 Second Vatican Council, Dogmatic Constitution Lumen Gentium, 14; cf. Decree Ad Gentes, 7; Decree Unitatis Redintegratio, 3.
 John Paul II, Encyclical Letter Redemptoris Missio, 9; cf. Catechism of the Catholic Church, 846-847.
 Second Vatican Council, Dogmatic Constitution Lumen Gentium, 48.
 Cf. St. Cyprian, De catholicae ecclesiae unitate, 6: CCSL 3, 253-254; St. Irenaeus, Adversus Haereses, III, 24, 1: SC 211, 472-474.
 John Paul II, Encyclical Letter Redemptoris Missio, 10.
 Second Vatican Council, Decree Ad Gentes, 2. The famous formula extra Ecclesiam nullus omnino salvatur is to be interpreted in this sense (cf. Fourth Lateran Council, Cap. 1. De fide catholica: DS 802). Cf. also the Letter of the Holy Office to the Archbishop of Boston: DS 3866-3872.
 Second Vatican Council, Decree Ad Gentes, 7.
 John Paul II, Encyclical Letter Redemptoris Missio, 18.
 These are the seeds of the divine Word (semina Verbi), which the Church recognizes with joy and respect (cf. Second Vatican Council, Decree Ad gentes, 11; Declaration Nostra Aetate, 2).
 John Paul II, Encyclical Letter Redemptoris Missio, 29.
 Cf. ibid.; Catechism of the Catholic Church, 843.
 Cf. Council of Trent, Decretum de sacramentis, can. 8, de sacramentis in genere: DS 1608.
 Cf. John Paul II, Encyclical Letter Redemptoris Missio, 55.
 Cf. Second Vatican Council, Dogmatic Constitution Lumen Gentium, 17; John Paul II, Encyclical Letter Redemptoris Missio, 11.
 John Paul II, Encyclical Letter Redemptoris Missio, 36.
 Cf. Pius XII, Encyclical Letter Mystici Corporis: DS 3821.
 Second Vatican Council, Dogmatic Constitution Lumen Gentium, 14.
 Second Vatican Council, Declaration Nostra Aetate, 2.
 Second Vatican Council, Decree Ad Gentes, 7.
 Catechism of the Catholic Church, 851; cf. also 849-856.
 Cf. John Paul II, Encyclical Letter Redemptoris Missio, 55; Apostolic Exhortation Ecclesia in Asia, 31.

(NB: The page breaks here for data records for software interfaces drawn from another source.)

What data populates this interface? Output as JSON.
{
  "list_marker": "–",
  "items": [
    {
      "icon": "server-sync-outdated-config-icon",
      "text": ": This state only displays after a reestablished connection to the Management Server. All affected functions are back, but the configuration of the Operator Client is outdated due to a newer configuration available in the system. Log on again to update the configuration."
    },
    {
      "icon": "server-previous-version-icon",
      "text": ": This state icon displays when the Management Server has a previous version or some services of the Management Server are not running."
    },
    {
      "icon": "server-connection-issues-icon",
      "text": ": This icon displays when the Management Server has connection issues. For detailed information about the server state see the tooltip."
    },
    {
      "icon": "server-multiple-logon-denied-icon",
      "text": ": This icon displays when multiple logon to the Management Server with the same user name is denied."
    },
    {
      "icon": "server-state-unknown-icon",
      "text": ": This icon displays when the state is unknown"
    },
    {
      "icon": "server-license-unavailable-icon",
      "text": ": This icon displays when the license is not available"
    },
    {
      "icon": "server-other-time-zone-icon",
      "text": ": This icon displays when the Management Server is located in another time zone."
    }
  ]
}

 Cf. Second Vatican Council, Declaration Dignitatis Humanae, 1.
 John Paul II, Encyclical Letter Fides et Ratio, 15.
 Ibid. 92.
 Ibid. 70.
Romana, n. 31, July-December 2000, p. 197-216.